Pattern:

Supplies & Materials:

Approx. 50 yards of Light Worsted Weight Yarn (Caron Simply Soft)

I (5.50 mm) Crochet Hook

Measuring Tape

Scissors

Yarn Needle

Gauge & Sizes:

Gauge:  14 sts by 13 rows= 4”x4”

Finished Sizes: Approx. 4”x 3” & 4”x 4”

NOTES:

This cozie is worked in the round.

Starting chain does not count first stitch.

Stitch count is listed at the end of each row.

Cozie fits most single use cups available at your local coffee spots. (Dunkin, Starbucks etc.).

The reusable cup I used is available at my local craft store.

Stitches & Abbreviations:

All stitches are in US. terms

Ch – Chain.

St – Stitch.

Sl St – Slip Stitch.

SC – Single Crochet.

DC – Double Crochet.

Pattern:

Ch 31.

Row 1.) SC in 2nd chain from the hook and each St across. Join with a Sl to the 1st St. (30)

Row 2.) Ch 1, SC in same St as join.  *DC in next St, SC in next St* repeat from * around to last St, DC in last St. Join with Sl St. (30)

Row 3.) Ch 1, DC in same St as join, *SC in next DC, DC in next SC* repeat from * around to last St. SC in last ST. Join with a Sl St. (30)

Row 4.) Ch 1, SC in same St as join. Sc around. (30)

Rows 5-10.) repeat Rows 2-4, ending with row 4.

Optional larger size – Rows 11-13. Repeat rows 2-4, ending with row 4.

Fasten off and weave in ends.

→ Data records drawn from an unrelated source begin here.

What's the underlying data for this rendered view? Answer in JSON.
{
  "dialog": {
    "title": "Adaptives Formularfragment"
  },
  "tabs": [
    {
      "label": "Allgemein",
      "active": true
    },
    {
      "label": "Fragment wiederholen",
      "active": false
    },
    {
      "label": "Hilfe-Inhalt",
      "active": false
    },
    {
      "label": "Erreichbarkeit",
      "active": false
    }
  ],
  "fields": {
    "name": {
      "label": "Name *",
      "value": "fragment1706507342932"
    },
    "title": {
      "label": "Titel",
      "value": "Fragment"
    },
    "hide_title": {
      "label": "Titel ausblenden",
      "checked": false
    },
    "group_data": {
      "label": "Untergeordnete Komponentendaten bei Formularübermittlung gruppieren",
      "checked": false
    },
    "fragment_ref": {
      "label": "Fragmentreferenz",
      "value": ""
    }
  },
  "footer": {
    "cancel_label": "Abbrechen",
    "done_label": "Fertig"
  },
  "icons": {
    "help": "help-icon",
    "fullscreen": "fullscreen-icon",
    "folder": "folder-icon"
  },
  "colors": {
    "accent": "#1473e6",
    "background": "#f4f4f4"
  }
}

You can also purchase the PDF on Ravelry & Etsy

There you have it! My first official pattern release!